Each entry is to be restated word for word, with nothing omitted.
(DATASET RECORDS)
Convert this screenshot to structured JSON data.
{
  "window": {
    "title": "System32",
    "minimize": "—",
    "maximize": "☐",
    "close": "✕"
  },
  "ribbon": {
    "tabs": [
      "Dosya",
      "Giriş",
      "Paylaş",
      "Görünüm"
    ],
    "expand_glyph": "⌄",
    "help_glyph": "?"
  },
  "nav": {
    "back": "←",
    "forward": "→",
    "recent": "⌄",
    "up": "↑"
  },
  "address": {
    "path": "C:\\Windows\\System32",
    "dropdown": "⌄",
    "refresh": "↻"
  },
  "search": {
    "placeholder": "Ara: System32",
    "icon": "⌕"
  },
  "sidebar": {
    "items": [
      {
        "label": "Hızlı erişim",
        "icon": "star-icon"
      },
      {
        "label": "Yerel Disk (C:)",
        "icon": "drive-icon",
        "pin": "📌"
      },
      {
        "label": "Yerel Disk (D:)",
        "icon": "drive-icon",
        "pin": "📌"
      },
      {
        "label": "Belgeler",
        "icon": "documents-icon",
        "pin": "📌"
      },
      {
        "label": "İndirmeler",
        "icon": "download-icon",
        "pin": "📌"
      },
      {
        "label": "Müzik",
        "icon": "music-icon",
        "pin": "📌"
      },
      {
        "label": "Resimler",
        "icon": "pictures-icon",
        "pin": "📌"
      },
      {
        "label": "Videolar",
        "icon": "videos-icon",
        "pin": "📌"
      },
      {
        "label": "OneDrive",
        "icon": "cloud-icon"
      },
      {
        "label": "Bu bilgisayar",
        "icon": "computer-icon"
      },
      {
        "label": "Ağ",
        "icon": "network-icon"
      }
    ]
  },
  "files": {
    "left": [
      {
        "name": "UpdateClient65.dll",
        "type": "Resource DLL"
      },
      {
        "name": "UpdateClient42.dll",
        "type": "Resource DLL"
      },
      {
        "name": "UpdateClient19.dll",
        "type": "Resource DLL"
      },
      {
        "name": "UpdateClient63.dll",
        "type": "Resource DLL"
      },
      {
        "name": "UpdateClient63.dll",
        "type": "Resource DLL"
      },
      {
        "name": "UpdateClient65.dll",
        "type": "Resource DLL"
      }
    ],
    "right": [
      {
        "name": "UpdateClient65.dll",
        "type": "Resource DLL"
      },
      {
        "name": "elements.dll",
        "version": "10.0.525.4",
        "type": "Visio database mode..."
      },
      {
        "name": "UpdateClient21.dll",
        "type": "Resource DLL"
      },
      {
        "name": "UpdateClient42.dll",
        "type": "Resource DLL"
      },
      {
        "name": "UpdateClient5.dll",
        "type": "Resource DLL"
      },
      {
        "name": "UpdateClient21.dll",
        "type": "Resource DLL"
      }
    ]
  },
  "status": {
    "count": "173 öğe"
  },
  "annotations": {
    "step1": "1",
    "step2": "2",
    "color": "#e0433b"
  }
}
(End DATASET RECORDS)
» **ANSWER BOX**
Convert this screenshot to structured JSON data.
{
  "window": {
    "title": "System32",
    "minimize": "—",
    "maximize": "☐",
    "close": "✕"
  },
  "ribbon": {
    "tabs": [
      "Dosya",
      "Giriş",
      "Paylaş",
      "Görünüm"
    ],
    "expand_glyph": "⌄",
    "help_glyph": "?"
  },
  "nav": {
    "back": "←",
    "forward": "→",
    "recent": "⌄",
    "up": "↑"
  },
  "address": {
    "path": "C:\\Windows\\System32",
    "dropdown": "⌄",
    "refresh": "↻"
  },
  "search": {
    "placeholder": "Ara: System32",
    "icon": "⌕"
  },
  "sidebar": {
    "items": [
      {
        "label": "Hızlı erişim",
        "icon": "star-icon"
      },
      {
        "label": "Yerel Disk (C:)",
        "icon": "drive-icon",
        "pin": "📌"
      },
      {
        "label": "Yerel Disk (D:)",
        "icon": "drive-icon",
        "pin": "📌"
      },
      {
        "label": "Belgeler",
        "icon": "documents-icon",
        "pin": "📌"
      },
      {
        "label": "İndirmeler",
        "icon": "download-icon",
        "pin": "📌"
      },
      {
        "label": "Müzik",
        "icon": "music-icon",
        "pin": "📌"
      },
      {
        "label": "Resimler",
        "icon": "pictures-icon",
        "pin": "📌"
      },
      {
        "label": "Videolar",
        "icon": "videos-icon",
        "pin": "📌"
      },
      {
        "label": "OneDrive",
        "icon": "cloud-icon"
      },
      {
        "label": "Bu bilgisayar",
        "icon": "computer-icon"
      },
      {
        "label": "Ağ",
        "icon": "network-icon"
      }
    ]
  },
  "files": {
    "left": [
      {
        "name": "UpdateClient65.dll",
        "type": "Resource DLL"
      },
      {
        "name": "UpdateClient42.dll",
        "type": "Resource DLL"
      },
      {
        "name": "UpdateClient19.dll",
        "type": "Resource DLL"
      },
      {
        "name": "UpdateClient63.dll",
        "type": "Resource DLL"
      },
      {
        "name": "UpdateClient63.dll",
        "type": "Resource DLL"
      },
      {
        "name": "UpdateClient65.dll",
        "type": "Resource DLL"
      }
    ],
    "right": [
      {
        "name": "UpdateClient65.dll",
        "type": "Resource DLL"
      },
      {
        "name": "elements.dll",
        "version": "10.0.525.4",
        "type": "Visio database mode..."
      },
      {
        "name": "UpdateClient21.dll",
        "type": "Resource DLL"
      },
      {
        "name": "UpdateClient42.dll",
        "type": "Resource DLL"
      },
      {
        "name": "UpdateClient5.dll",
        "type": "Resource DLL"
      },
      {
        "name": "UpdateClient21.dll",
        "type": "Resource DLL"
      }
    ]
  },
  "status": {
    "count": "173 öğe"
  },
  "annotations": {
    "step1": "1",
    "step2": "2",
    "color": "#e0433b"
  }
}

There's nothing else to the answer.